Author Brian Garfield, who wrote the novel the film is loosely based on, said of the film: "While I could have done with a bit less blood-and-thunder, I think it's a stunningly good movie. In the details of its story it's quite different from the novel, but it's a movie, not a novel. In its cinematic way it connects with its audience and it makes the same point the book makes, and those are the things that count." He also liked that, like his novels, but unlike the Death Wish film series, it does not advocate vigilantism.
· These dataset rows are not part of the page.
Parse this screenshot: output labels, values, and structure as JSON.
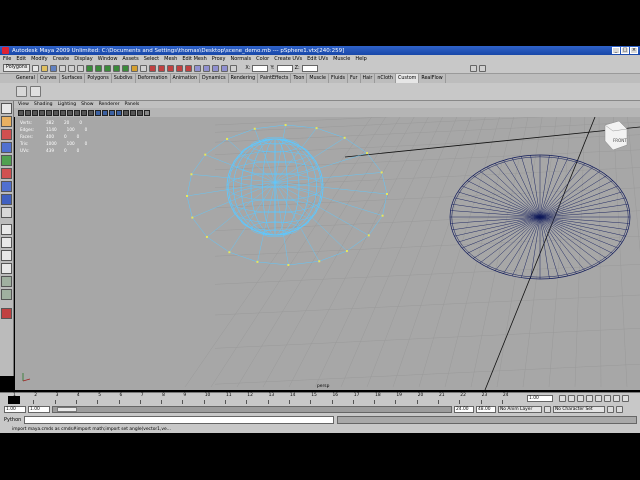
{
  "window": {
    "title": "Autodesk Maya 2009 Unlimited: C:\\Documents and Settings\\thomas\\Desktop\\scene_demo.mb --- pSphere1.vtx[240:259]",
    "buttons": [
      "_",
      "□",
      "×"
    ]
  },
  "menubar": {
    "items": [
      "File",
      "Edit",
      "Modify",
      "Create",
      "Display",
      "Window",
      "Assets",
      "Select",
      "Mesh",
      "Edit Mesh",
      "Proxy",
      "Normals",
      "Color",
      "Create UVs",
      "Edit UVs",
      "Muscle",
      "Help"
    ]
  },
  "statusline": {
    "mode": "Polygons",
    "x_label": "X:",
    "y_label": "Y:",
    "z_label": "Z:"
  },
  "shelf": {
    "tabs": [
      "General",
      "Curves",
      "Surfaces",
      "Polygons",
      "Subdivs",
      "Deformation",
      "Animation",
      "Dynamics",
      "Rendering",
      "PaintEffects",
      "Toon",
      "Muscle",
      "Fluids",
      "Fur",
      "Hair",
      "nCloth",
      "Custom",
      "RealFlow"
    ],
    "active_tab": "Custom"
  },
  "panel": {
    "menus": [
      "View",
      "Shading",
      "Lighting",
      "Show",
      "Renderer",
      "Panels"
    ],
    "camera": "persp",
    "viewcube": "FRONT"
  },
  "hud": {
    "rows": [
      {
        "label": "Verts:",
        "v1": "382",
        "v2": "20",
        "v3": "0"
      },
      {
        "label": "Edges:",
        "v1": "1140",
        "v2": "100",
        "v3": "0"
      },
      {
        "label": "Faces:",
        "v1": "400",
        "v2": "0",
        "v3": "0"
      },
      {
        "label": "Tris:",
        "v1": "1000",
        "v2": "100",
        "v3": "0"
      },
      {
        "label": "UVs:",
        "v1": "439",
        "v2": "0",
        "v3": "0"
      }
    ]
  },
  "timeline": {
    "ticks": [
      "1",
      "2",
      "3",
      "4",
      "5",
      "6",
      "7",
      "8",
      "9",
      "10",
      "11",
      "12",
      "13",
      "14",
      "15",
      "16",
      "17",
      "18",
      "19",
      "20",
      "21",
      "22",
      "23",
      "24"
    ],
    "current_frame": "1.00"
  },
  "range": {
    "start": "1.00",
    "inner_start": "1.00",
    "end": "24.00",
    "inner_end": "48.00",
    "anim_layer": "No Anim Layer",
    "character_set": "No Character Set"
  },
  "cmdline": {
    "label": "Python"
  },
  "helpline": {
    "text": "import maya.cmds as cmds#import math;import set angle(vector1,ve..."
  },
  "colors": {
    "viewport": "#a7a7a7",
    "wire_selected": "#5ec8ff",
    "wire_default": "#101a5a",
    "vertex_highlight": "#e8e85a"
  }
}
Garfield further explained in an interview: "I think that, except for its ludicrous violence toward the end, the Death Sentence movie does depict its character's decline and the stupidity of vengeful vigilantism," adding, "As a story it made the point I wanted it to make."
The Region 1 DVD includes two versions: theatrical, rated R by the Motion Picture Association of America, and an unrated version. The DVD's Canadian ratings are 18A and 16 ans (for the Province of Quebec).
- "Death Sentence – Movie Censorship". Movie Censorship. Retrieved 2012-02-21.
- "Death Sentence – Rotten Tomatoes". Rotten Tomatoes. Retrieved 2012-09-15.
- "Death Sentence (2007): Reviews". Metacritic. Retrieved 2007-09-14.
- Roger Ebert (2007-08-31). "Reviews – Death Sentence". Chicago Sun-Times. Retrieved 2007-09-14.
- Death Sentence – Film Scott Tobias, The A.V. Club, August 30, 2007
- Movie Review – Death Sentence Matt Zoller Seitz, The New York Times, August 30, 2007
- Death Sentence – Movie Review Owen Gleiberman, Entertainment Weekly, September 5, 2007
- Death Sentence Review Justin Chang, Variety, August 30, 2007
- Short Cuts – In Theaters: Death Sentence (2007) – Short Ends and Leader Bill Gibron, PopMatters, 2007
- Death Sentence Movie Review (2007) Darren Amner, Eye for Film, 2007
- http://www.briangarfield.net/events.htm Retrieved 2007-09-14
- Historian: Interview with Brian Garfield Nikki Tranter, PopMatters, March 5, 2008
- Death Sentence at the Internet Movie Database
- Death Sentence at Rotten Tomatoes
- Death Sentence at Metacritic
- Death Sentence at Box Office Mojo
- Death Sentence at allmovie
- Trailer at Yahoo!